The problem is, an attitude like that is hard to keep quarantined. The torture and cruelty that started on the battlefields of Afghanistan didn’t appear in Guantánamo by coincidence; it was by design. The use of the same reverse engineered SERE tactics in Guantánamo and Abu Ghraib is not some fantastic synchronicity like Newton and Leibniz simultaneously developing the principles of integral calculus. Instead it was created and spread almost instantaneously because once you have hijacked the Office of Legal Counsel do nothing more than dispense golden shields you have functionally done away with the law; and where law does not exist there is no external obstacle to barbarity.
We did not insist on a full accounting after 9/11, and those in charge were emboldened. We did not insist on transparency when post-9/11 abuses started to come to light, and our leaders realized how powerful fear could be. We have averted our eyes every time we have been told we needed to for our own safety, and each time the lawlessness grew. It now is visible in the wildly disproportionate show of force in Minnesota and its conflation of peaceful assembly with riot, in the Blackwater mercenaries paid to roam the streets of New Orleans and in the makeshift detention facilities of Mississippi and Iowa. And yet we continue to look away, and continue to submit.

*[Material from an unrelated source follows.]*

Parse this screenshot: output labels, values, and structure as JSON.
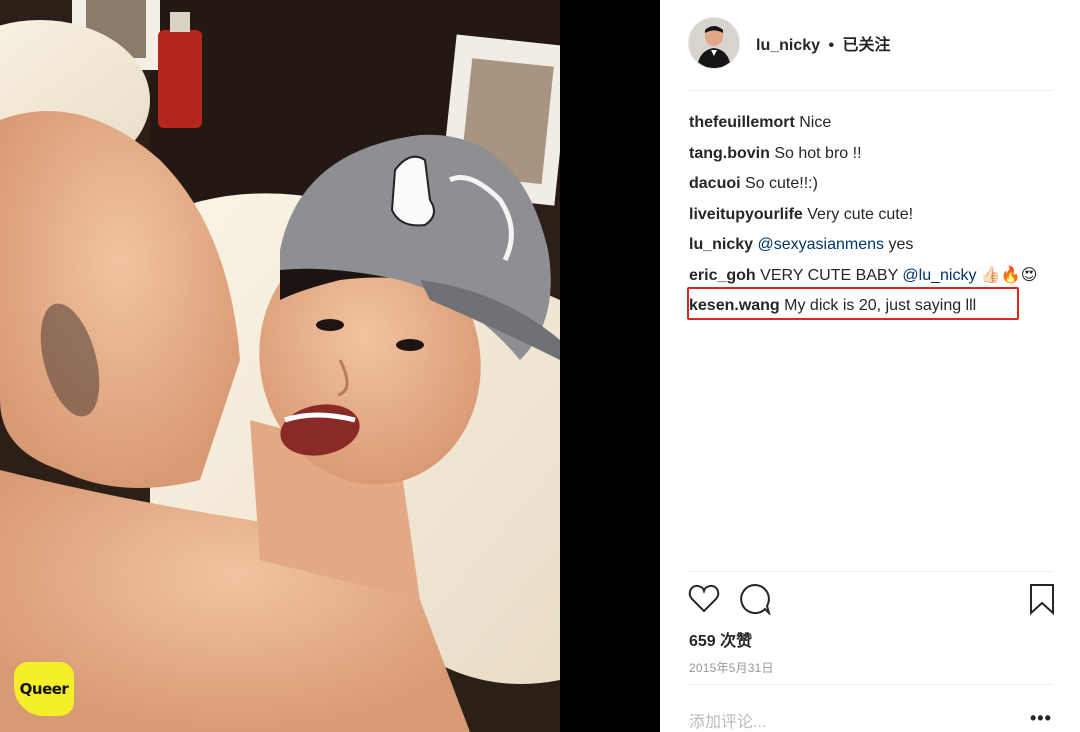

No Associated Press content was harmed in the writing of this post
Lambert pointed me to the McClatchy page for Gustav. Yesterday I saw weather reports predicting a Category 5 landfall, and now I’m seeing a forecast of Cat 3. Good news, but of course Katrina hit at that level too. Our thoughts and prayers are with the Gulf Coast today. Like many other Americans I have the day off today (hence the extra time to post) and will have the strange and helpless experience of watching the storm blast through a big chunk of my country from the comfort of my living room. It seems like there’s been a much more thorough evacuation than there was three years ago. That’s good, and I hope every last straggler has vacated that spectacularly unfortunate area.
You wrote “The unexpected disaster also offers the GOP a do-over on the Bush administration’s disastrous response to Katrina three years ago. If the government can do a much better job of responding to a natural disaster this time around, it can only help the GOP.” While I understand the raison d’etre of Politico is to reduce all events in America to political scores that are awarded to or deducted from various individuals and groups in Washington, it tends to work best for trivial, manufactured narratives wholly contained inside the capitol. When this model is applied to large scale disasters involving widespread death and destruction it tends to come across as grotesque. Going forward it would be nice to see you address catastrophes in a way that masks your majestic indifference, or even better just keep your goddamn mouth shut.